Top of DATA TO EXAMINE
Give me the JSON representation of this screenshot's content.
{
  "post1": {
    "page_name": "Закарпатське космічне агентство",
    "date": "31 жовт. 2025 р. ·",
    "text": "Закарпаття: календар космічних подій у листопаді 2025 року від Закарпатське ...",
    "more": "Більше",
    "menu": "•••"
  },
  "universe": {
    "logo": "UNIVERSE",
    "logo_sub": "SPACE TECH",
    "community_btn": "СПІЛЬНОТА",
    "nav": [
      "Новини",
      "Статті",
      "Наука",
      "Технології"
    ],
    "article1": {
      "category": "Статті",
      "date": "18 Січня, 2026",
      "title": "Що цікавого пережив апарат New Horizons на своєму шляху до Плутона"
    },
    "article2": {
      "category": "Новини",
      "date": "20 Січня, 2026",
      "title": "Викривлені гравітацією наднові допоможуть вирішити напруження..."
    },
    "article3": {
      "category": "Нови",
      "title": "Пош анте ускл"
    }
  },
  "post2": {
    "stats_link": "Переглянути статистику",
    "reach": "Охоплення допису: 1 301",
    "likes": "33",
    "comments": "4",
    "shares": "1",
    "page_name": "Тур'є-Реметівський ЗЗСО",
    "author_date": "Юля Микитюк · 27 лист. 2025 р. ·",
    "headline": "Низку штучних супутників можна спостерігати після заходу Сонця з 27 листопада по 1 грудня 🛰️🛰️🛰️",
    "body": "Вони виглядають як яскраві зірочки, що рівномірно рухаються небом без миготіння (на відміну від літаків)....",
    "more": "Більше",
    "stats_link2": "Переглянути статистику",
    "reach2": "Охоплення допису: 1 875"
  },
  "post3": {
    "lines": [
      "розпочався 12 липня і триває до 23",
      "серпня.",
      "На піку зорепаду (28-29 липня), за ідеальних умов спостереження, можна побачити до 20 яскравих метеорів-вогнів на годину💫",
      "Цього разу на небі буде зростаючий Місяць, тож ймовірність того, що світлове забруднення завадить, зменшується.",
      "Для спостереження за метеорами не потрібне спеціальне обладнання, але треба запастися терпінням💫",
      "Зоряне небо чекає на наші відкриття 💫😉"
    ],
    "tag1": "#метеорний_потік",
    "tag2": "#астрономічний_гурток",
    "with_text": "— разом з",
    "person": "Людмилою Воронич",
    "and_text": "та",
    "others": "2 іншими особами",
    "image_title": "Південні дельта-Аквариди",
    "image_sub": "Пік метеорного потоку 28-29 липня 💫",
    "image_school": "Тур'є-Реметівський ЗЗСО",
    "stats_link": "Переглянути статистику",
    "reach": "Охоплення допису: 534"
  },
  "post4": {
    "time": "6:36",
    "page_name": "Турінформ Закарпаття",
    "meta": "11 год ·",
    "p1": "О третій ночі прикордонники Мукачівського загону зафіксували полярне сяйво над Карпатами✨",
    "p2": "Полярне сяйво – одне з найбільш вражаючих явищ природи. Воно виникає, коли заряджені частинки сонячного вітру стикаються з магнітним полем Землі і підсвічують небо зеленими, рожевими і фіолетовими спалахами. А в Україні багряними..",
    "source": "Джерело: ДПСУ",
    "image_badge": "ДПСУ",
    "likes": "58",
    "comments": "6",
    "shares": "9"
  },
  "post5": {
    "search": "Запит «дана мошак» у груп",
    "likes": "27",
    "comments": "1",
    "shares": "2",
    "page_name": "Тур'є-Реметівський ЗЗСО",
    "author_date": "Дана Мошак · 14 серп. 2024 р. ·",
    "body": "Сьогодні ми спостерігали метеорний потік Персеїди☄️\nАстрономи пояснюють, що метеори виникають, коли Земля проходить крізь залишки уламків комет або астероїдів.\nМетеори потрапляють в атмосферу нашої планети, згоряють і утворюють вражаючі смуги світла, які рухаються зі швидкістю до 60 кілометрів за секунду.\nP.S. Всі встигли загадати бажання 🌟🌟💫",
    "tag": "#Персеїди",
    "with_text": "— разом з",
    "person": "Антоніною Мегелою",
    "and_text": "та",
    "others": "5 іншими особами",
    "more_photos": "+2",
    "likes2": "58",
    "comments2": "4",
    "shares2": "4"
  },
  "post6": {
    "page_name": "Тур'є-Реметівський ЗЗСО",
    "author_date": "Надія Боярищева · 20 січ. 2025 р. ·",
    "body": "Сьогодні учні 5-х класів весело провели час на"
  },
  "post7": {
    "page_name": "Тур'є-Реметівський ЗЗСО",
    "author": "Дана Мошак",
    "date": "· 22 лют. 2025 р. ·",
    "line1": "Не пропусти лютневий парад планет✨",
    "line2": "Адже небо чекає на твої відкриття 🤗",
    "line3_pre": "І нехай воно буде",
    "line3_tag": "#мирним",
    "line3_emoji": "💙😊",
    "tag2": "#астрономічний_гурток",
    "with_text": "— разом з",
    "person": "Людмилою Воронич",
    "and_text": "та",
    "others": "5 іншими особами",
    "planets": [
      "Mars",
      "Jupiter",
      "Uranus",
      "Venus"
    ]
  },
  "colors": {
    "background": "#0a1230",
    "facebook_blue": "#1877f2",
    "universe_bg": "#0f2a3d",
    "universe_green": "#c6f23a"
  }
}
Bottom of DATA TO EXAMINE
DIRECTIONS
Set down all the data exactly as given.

ANSWER SECTION
Give me the JSON representation of this screenshot's content.
{
  "post1": {
    "page_name": "Закарпатське космічне агентство",
    "date": "31 жовт. 2025 р. ·",
    "text": "Закарпаття: календар космічних подій у листопаді 2025 року від Закарпатське ...",
    "more": "Більше",
    "menu": "•••"
  },
  "universe": {
    "logo": "UNIVERSE",
    "logo_sub": "SPACE TECH",
    "community_btn": "СПІЛЬНОТА",
    "nav": [
      "Новини",
      "Статті",
      "Наука",
      "Технології"
    ],
    "article1": {
      "category": "Статті",
      "date": "18 Січня, 2026",
      "title": "Що цікавого пережив апарат New Horizons на своєму шляху до Плутона"
    },
    "article2": {
      "category": "Новини",
      "date": "20 Січня, 2026",
      "title": "Викривлені гравітацією наднові допоможуть вирішити напруження..."
    },
    "article3": {
      "category": "Нови",
      "title": "Пош анте ускл"
    }
  },
  "post2": {
    "stats_link": "Переглянути статистику",
    "reach": "Охоплення допису: 1 301",
    "likes": "33",
    "comments": "4",
    "shares": "1",
    "page_name": "Тур'є-Реметівський ЗЗСО",
    "author_date": "Юля Микитюк · 27 лист. 2025 р. ·",
    "headline": "Низку штучних супутників можна спостерігати після заходу Сонця з 27 листопада по 1 грудня 🛰️🛰️🛰️",
    "body": "Вони виглядають як яскраві зірочки, що рівномірно рухаються небом без миготіння (на відміну від літаків)....",
    "more": "Більше",
    "stats_link2": "Переглянути статистику",
    "reach2": "Охоплення допису: 1 875"
  },
  "post3": {
    "lines": [
      "розпочався 12 липня і триває до 23",
      "серпня.",
      "На піку зорепаду (28-29 липня), за ідеальних умов спостереження, можна побачити до 20 яскравих метеорів-вогнів на годину💫",
      "Цього разу на небі буде зростаючий Місяць, тож ймовірність того, що світлове забруднення завадить, зменшується.",
      "Для спостереження за метеорами не потрібне спеціальне обладнання, але треба запастися терпінням💫",
      "Зоряне небо чекає на наші відкриття 💫😉"
    ],
    "tag1": "#метеорний_потік",
    "tag2": "#астрономічний_гурток",
    "with_text": "— разом з",
    "person": "Людмилою Воронич",
    "and_text": "та",
    "others": "2 іншими особами",
    "image_title": "Південні дельта-Аквариди",
    "image_sub": "Пік метеорного потоку 28-29 липня 💫",
    "image_school": "Тур'є-Реметівський ЗЗСО",
    "stats_link": "Переглянути статистику",
    "reach": "Охоплення допису: 534"
  },
  "post4": {
    "time": "6:36",
    "page_name": "Турінформ Закарпаття",
    "meta": "11 год ·",
    "p1": "О третій ночі прикордонники Мукачівського загону зафіксували полярне сяйво над Карпатами✨",
    "p2": "Полярне сяйво – одне з найбільш вражаючих явищ природи. Воно виникає, коли заряджені частинки сонячного вітру стикаються з магнітним полем Землі і підсвічують небо зеленими, рожевими і фіолетовими спалахами. А в Україні багряними..",
    "source": "Джерело: ДПСУ",
    "image_badge": "ДПСУ",
    "likes": "58",
    "comments": "6",
    "shares": "9"
  },
  "post5": {
    "search": "Запит «дана мошак» у груп",
    "likes": "27",
    "comments": "1",
    "shares": "2",
    "page_name": "Тур'є-Реметівський ЗЗСО",
    "author_date": "Дана Мошак · 14 серп. 2024 р. ·",
    "body": "Сьогодні ми спостерігали метеорний потік Персеїди☄️\nАстрономи пояснюють, що метеори виникають, коли Земля проходить крізь залишки уламків комет або астероїдів.\nМетеори потрапляють в атмосферу нашої планети, згоряють і утворюють вражаючі смуги світла, які рухаються зі швидкістю до 60 кілометрів за секунду.\nP.S. Всі встигли загадати бажання 🌟🌟💫",
    "tag": "#Персеїди",
    "with_text": "— разом з",
    "person": "Антоніною Мегелою",
    "and_text": "та",
    "others": "5 іншими особами",
    "more_photos": "+2",
    "likes2": "58",
    "comments2": "4",
    "shares2": "4"
  },
  "post6": {
    "page_name": "Тур'є-Реметівський ЗЗСО",
    "author_date": "Надія Боярищева · 20 січ. 2025 р. ·",
    "body": "Сьогодні учні 5-х класів весело провели час на"
  },
  "post7": {
    "page_name": "Тур'є-Реметівський ЗЗСО",
    "author": "Дана Мошак",
    "date": "· 22 лют. 2025 р. ·",
    "line1": "Не пропусти лютневий парад планет✨",
    "line2": "Адже небо чекає на твої відкриття 🤗",
    "line3_pre": "І нехай воно буде",
    "line3_tag": "#мирним",
    "line3_emoji": "💙😊",
    "tag2": "#астрономічний_гурток",
    "with_text": "— разом з",
    "person": "Людмилою Воронич",
    "and_text": "та",
    "others": "5 іншими особами",
    "planets": [
      "Mars",
      "Jupiter",
      "Uranus",
      "Venus"
    ]
  },
  "colors": {
    "background": "#0a1230",
    "facebook_blue": "#1877f2",
    "universe_bg": "#0f2a3d",
    "universe_green": "#c6f23a"
  }
}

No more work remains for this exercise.